Records for this task =
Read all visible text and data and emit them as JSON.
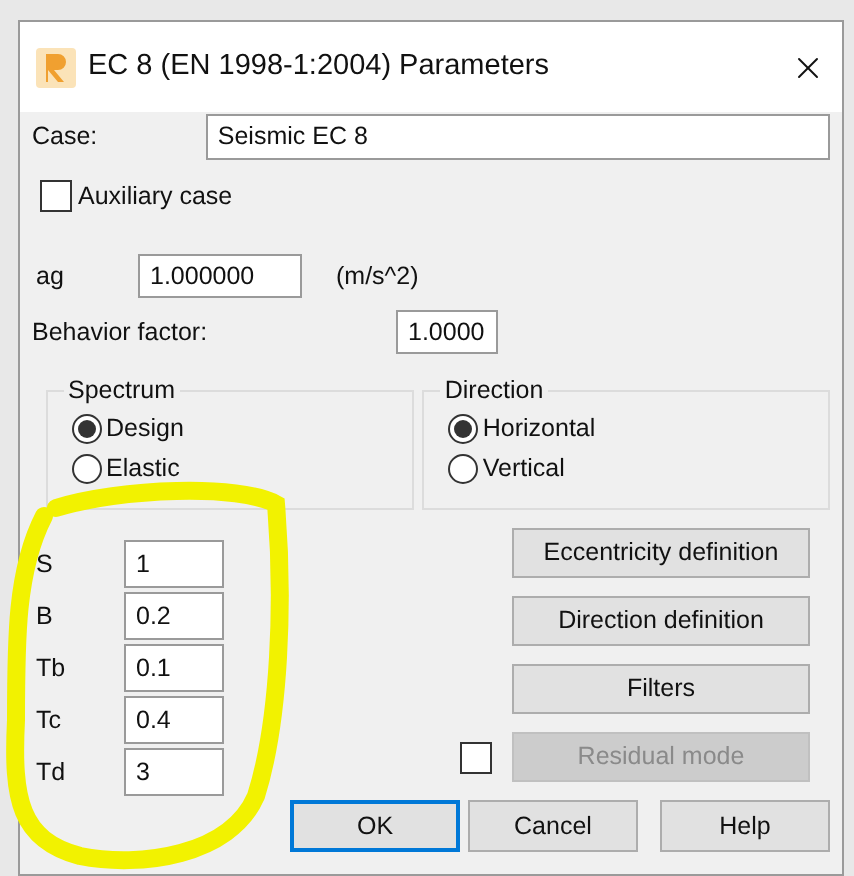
{
  "window": {
    "title": "EC 8 (EN 1998-1:2004) Parameters"
  },
  "case": {
    "label": "Case:",
    "value": "Seismic EC 8"
  },
  "auxiliary_case": {
    "label": "Auxiliary case",
    "checked": false
  },
  "ag": {
    "label": "ag",
    "value": "1.000000",
    "unit": "(m/s^2)"
  },
  "behavior_factor": {
    "label": "Behavior factor:",
    "value": "1.0000"
  },
  "spectrum": {
    "title": "Spectrum",
    "options": [
      {
        "label": "Design",
        "selected": true
      },
      {
        "label": "Elastic",
        "selected": false
      }
    ]
  },
  "direction": {
    "title": "Direction",
    "options": [
      {
        "label": "Horizontal",
        "selected": true
      },
      {
        "label": "Vertical",
        "selected": false
      }
    ]
  },
  "parameters": [
    {
      "label": "S",
      "value": "1"
    },
    {
      "label": "B",
      "value": "0.2"
    },
    {
      "label": "Tb",
      "value": "0.1"
    },
    {
      "label": "Tc",
      "value": "0.4"
    },
    {
      "label": "Td",
      "value": "3"
    }
  ],
  "side_buttons": [
    {
      "label": "Eccentricity definition",
      "disabled": false
    },
    {
      "label": "Direction definition",
      "disabled": false
    },
    {
      "label": "Filters",
      "disabled": false
    },
    {
      "label": "Residual mode",
      "disabled": true
    }
  ],
  "residual_checkbox": {
    "checked": false
  },
  "footer_buttons": [
    {
      "label": "OK",
      "default": true
    },
    {
      "label": "Cancel",
      "default": false
    },
    {
      "label": "Help",
      "default": false
    }
  ]
}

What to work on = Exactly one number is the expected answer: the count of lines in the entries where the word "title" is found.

Task response = 3